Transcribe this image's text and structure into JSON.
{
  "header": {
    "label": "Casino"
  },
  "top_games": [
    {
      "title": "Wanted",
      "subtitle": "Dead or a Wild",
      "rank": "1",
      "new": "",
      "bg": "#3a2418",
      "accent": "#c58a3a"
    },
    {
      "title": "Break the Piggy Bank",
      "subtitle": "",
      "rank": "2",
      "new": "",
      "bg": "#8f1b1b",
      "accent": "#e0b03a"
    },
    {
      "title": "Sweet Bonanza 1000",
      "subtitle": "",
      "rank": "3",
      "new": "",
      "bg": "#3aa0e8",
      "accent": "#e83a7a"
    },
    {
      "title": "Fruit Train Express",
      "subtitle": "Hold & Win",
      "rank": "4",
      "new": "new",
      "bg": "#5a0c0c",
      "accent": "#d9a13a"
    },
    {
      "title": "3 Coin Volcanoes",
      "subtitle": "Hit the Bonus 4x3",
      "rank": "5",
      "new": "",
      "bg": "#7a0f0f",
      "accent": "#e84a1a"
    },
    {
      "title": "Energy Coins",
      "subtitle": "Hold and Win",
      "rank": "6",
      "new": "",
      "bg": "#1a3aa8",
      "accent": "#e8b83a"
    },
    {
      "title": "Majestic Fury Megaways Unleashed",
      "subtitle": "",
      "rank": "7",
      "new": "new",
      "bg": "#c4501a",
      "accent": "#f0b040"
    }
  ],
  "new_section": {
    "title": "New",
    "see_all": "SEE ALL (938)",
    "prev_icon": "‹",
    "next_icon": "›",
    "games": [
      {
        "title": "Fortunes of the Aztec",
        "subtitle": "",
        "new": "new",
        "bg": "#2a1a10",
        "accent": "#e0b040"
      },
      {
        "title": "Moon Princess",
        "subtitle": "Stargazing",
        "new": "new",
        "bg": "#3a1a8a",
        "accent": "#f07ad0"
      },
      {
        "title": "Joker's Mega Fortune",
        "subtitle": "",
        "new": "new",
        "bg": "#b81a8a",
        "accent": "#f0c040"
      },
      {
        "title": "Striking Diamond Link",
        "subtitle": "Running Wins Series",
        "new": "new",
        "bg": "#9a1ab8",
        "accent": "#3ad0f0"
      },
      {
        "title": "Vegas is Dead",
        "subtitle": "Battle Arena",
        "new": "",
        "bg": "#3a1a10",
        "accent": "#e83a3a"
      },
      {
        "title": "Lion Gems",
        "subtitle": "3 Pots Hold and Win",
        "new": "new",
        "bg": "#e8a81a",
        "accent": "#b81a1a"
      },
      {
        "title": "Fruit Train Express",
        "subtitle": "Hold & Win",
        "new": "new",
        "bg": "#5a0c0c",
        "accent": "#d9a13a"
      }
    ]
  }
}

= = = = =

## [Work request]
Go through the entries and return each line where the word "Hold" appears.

## [Written reply]
      "subtitle": "Hold & Win",
      "subtitle": "Hold and Win",
        "subtitle": "3 Pots Hold and Win",
        "subtitle": "Hold & Win",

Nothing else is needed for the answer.